Count I charges a violation of ADA and the Rehabilitation Act, breach of the last chance agreement, and willful violations of the statutory provisions. Count II repetitiously charges SEPTA breached its contractual obligations. The sole use of the word "emotional" is found in P 32, in which plaintiff alleges the statutory and contractual violations resulted in "physical, emotional, psychological and other injuries and compensatory damages". We do not read this averment as alleging an independent claim for intentional infliction of emotional distress. Likewise, nothing in the plaintiff's opposition to the motion indicates that a separate cause of action is plead. Accordingly, we do not need to reach the arguments raised by SEPTA.

CONCLUSION

For the reasons stated above, plaintiff's claims for breach of contract and punitive damages will be dismissed. SEPTA's motion will be denied in all other respects.

ORDER

The motion of defendant Southeastern Pennsylvania Transportation Authority to dismiss the plaintiff's complaint is GRANTED IN PART AND DENIED IN PART.

The motion is GRANTED to the extent it seeks dismissal of plaintiff's claims for breach of contract and punitive damages.

Plaintiff's complaint, to the extent it alleges a claim for breach of contract and punitive damages is DISMISSED WITH PREJUDICE.

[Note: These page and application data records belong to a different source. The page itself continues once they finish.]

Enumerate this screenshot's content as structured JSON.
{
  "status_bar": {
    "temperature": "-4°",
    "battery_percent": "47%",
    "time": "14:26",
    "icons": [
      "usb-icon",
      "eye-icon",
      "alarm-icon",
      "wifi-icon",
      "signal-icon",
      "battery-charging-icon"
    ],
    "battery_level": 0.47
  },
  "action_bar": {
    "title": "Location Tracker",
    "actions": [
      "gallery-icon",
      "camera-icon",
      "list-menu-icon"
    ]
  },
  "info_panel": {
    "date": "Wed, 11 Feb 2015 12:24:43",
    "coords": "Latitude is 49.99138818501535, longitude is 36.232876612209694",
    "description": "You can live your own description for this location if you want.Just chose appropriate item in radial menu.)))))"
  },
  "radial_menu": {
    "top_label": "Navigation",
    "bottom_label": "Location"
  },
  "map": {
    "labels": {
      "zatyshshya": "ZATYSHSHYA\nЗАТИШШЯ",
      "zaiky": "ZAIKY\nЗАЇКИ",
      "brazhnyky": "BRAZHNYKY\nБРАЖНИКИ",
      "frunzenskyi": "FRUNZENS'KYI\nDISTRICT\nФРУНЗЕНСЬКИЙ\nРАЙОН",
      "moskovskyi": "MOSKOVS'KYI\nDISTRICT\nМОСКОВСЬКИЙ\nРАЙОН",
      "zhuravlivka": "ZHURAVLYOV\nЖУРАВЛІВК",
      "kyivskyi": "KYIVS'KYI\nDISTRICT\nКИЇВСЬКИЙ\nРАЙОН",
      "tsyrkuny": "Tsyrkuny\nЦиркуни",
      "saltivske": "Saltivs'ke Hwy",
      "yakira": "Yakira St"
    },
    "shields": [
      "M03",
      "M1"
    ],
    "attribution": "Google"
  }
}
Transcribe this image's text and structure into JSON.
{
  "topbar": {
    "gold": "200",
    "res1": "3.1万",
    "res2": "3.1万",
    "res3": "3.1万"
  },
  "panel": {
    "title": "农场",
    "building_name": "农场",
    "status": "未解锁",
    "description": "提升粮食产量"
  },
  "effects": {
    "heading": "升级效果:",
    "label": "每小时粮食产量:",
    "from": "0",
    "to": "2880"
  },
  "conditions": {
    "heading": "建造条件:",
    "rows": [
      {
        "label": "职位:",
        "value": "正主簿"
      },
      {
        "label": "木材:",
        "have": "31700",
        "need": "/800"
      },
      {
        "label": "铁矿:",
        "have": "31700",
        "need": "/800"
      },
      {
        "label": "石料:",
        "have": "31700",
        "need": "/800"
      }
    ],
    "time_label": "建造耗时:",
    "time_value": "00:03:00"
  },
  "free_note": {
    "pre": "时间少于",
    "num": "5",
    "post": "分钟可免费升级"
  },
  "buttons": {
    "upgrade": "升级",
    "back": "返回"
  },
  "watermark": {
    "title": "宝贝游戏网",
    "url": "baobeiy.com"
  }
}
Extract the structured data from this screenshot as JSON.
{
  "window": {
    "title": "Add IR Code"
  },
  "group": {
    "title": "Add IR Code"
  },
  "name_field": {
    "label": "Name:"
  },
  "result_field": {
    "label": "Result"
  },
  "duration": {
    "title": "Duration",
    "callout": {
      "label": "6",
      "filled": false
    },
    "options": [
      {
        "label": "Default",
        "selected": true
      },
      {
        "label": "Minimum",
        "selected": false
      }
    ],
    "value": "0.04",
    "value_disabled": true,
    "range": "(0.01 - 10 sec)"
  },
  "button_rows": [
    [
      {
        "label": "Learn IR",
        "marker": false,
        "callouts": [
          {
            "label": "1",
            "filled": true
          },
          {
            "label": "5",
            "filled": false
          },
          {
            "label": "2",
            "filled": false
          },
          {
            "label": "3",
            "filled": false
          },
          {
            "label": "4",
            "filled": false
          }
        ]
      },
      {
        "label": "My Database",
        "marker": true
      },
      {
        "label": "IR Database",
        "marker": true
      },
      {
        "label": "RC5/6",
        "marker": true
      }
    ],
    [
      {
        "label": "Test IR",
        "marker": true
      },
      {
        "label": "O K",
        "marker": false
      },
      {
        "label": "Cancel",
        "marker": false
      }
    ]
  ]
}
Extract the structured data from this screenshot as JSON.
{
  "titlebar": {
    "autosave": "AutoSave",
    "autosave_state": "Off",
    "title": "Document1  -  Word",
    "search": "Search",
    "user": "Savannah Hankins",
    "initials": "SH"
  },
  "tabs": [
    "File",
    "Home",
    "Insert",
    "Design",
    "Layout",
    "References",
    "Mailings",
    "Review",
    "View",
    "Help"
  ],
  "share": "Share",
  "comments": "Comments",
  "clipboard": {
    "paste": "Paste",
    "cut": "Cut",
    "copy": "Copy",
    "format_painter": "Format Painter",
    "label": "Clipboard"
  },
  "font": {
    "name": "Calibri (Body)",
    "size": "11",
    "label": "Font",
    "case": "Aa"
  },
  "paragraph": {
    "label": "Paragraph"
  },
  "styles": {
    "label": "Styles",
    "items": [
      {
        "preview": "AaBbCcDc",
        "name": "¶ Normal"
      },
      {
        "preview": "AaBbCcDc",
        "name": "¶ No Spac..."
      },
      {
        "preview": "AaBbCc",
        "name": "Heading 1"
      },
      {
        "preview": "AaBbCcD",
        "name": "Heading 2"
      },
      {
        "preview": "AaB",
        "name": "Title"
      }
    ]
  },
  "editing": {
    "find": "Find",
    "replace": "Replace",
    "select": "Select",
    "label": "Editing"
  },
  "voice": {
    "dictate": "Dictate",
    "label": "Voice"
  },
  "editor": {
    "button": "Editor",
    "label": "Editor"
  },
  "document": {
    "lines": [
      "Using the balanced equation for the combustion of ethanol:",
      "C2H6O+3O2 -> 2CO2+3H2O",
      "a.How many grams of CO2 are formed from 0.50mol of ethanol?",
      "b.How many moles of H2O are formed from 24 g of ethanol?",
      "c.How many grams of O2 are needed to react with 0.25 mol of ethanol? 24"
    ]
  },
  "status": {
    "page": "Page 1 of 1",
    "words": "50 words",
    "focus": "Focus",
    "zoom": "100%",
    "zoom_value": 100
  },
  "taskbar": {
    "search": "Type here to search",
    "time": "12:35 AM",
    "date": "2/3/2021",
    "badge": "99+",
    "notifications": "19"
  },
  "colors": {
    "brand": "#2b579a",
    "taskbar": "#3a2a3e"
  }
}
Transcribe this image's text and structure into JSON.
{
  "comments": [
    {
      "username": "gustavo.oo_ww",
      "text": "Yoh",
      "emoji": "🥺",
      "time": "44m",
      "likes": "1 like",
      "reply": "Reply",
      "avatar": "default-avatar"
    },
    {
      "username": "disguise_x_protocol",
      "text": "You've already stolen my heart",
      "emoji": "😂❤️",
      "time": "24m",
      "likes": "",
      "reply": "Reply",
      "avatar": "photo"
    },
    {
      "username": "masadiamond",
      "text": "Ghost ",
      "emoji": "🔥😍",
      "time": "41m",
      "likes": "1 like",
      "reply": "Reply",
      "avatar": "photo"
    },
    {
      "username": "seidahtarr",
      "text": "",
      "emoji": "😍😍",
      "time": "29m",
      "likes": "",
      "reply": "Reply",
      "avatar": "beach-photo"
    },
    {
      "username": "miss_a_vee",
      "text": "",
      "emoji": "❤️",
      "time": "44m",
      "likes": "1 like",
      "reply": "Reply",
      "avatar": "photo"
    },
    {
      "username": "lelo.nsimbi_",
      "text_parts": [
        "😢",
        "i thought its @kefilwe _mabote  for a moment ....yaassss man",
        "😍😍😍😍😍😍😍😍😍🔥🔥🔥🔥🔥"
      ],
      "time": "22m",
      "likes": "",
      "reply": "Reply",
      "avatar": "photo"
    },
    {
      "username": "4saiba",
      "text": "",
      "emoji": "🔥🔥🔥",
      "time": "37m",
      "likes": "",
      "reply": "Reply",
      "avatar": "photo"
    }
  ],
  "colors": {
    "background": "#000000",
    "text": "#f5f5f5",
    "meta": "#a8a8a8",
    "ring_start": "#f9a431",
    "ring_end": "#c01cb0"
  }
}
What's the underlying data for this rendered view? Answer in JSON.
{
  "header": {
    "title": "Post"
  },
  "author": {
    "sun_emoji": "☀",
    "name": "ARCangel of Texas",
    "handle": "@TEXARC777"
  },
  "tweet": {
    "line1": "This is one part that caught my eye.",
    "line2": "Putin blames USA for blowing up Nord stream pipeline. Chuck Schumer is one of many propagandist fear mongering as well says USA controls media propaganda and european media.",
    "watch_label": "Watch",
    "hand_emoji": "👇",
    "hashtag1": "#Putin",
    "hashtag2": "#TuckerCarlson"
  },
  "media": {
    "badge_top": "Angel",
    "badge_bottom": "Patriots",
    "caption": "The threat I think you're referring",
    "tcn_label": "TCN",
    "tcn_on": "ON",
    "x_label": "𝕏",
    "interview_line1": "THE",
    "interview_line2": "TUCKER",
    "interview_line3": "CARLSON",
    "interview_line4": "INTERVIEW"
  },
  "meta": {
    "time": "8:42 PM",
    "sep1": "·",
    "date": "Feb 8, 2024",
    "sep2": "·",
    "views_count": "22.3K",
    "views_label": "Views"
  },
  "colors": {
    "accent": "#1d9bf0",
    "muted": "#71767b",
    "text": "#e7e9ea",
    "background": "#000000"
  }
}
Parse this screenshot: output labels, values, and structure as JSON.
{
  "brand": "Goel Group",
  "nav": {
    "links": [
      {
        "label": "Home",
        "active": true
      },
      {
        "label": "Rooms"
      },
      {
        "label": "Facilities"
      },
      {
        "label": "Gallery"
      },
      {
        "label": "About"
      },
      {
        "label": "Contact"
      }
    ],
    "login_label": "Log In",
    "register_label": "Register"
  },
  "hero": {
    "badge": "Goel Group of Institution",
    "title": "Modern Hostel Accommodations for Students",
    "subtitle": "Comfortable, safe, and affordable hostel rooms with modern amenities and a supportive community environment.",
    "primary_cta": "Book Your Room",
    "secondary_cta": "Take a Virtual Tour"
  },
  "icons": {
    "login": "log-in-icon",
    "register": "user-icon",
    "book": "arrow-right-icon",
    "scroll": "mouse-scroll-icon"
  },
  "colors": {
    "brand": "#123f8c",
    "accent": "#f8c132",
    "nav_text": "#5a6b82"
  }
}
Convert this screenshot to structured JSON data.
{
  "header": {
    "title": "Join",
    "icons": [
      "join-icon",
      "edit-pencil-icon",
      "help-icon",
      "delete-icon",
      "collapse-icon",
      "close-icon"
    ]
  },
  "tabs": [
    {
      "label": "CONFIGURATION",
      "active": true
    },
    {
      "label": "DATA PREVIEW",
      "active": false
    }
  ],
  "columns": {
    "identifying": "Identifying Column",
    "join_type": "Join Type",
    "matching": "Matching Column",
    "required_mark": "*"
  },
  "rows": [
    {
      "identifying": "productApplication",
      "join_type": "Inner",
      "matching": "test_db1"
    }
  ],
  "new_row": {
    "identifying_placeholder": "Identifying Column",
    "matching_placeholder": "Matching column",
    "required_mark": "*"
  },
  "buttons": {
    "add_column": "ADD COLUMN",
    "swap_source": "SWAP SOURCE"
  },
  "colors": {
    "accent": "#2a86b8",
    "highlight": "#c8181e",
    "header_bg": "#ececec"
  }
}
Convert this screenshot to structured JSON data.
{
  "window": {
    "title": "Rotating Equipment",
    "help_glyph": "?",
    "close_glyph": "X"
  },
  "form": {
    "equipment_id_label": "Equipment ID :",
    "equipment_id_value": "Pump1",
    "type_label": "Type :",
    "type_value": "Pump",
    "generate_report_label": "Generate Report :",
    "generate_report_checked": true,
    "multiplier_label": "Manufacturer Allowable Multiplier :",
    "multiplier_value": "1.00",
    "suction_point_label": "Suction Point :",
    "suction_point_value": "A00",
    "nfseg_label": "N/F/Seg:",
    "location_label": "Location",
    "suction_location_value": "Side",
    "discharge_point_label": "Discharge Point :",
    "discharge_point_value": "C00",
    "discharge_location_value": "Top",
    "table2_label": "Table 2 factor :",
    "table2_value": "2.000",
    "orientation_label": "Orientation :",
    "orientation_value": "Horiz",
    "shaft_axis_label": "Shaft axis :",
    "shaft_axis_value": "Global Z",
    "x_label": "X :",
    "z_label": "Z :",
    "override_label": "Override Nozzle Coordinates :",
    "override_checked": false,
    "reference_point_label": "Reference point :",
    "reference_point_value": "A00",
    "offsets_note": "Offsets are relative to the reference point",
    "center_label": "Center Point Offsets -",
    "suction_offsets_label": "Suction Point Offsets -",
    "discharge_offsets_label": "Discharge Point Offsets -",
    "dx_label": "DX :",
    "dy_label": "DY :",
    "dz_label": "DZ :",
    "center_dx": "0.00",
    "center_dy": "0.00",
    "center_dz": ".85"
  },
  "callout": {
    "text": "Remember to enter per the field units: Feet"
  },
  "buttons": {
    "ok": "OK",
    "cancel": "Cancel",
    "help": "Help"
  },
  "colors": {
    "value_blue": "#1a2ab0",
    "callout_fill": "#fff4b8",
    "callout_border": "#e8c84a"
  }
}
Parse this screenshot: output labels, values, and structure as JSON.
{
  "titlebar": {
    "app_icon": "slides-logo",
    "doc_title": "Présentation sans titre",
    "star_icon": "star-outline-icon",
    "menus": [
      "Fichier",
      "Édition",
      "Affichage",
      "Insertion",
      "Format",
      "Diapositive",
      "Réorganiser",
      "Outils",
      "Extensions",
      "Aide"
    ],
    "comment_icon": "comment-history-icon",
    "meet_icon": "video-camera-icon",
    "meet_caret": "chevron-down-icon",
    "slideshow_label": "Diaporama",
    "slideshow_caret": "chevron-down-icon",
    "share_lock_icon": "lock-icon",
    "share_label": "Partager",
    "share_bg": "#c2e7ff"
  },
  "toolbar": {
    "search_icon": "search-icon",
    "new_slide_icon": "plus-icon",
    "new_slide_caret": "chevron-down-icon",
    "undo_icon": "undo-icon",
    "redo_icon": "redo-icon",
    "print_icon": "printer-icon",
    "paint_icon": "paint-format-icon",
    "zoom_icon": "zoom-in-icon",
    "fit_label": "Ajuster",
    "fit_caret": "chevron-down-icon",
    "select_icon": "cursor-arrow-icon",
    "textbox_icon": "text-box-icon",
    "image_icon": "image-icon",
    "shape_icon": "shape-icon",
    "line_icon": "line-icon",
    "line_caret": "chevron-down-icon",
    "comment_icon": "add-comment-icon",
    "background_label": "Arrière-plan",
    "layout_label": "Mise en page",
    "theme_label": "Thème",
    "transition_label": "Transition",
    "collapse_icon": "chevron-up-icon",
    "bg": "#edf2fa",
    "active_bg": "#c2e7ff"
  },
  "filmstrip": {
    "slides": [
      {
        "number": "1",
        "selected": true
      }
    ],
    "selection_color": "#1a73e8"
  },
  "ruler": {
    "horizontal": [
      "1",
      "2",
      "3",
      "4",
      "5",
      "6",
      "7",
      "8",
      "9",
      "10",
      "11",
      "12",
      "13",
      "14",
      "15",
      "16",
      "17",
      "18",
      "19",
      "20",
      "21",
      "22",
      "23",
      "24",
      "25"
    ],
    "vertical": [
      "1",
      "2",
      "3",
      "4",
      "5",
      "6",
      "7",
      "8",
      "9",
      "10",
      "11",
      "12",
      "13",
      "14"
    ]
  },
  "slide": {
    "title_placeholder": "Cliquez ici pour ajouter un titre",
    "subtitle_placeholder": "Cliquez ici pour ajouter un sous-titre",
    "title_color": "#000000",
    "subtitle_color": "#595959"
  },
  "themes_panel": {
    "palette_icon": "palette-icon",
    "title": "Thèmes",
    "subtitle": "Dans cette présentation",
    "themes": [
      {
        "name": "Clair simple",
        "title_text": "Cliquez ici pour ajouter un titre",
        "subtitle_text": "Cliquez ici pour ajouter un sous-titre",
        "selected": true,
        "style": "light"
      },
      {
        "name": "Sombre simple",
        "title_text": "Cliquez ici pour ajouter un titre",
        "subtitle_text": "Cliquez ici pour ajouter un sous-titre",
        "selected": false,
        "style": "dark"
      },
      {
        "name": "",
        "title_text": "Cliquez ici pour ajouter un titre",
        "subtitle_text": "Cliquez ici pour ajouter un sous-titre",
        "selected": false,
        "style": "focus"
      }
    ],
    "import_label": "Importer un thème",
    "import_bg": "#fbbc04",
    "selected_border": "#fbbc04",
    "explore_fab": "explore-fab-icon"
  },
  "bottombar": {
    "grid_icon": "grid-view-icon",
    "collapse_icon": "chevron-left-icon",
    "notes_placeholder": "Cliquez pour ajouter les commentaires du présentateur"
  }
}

The motion is DENIED in all other respects.

IT IS SO ORDERED.

CHARLES R. WEINER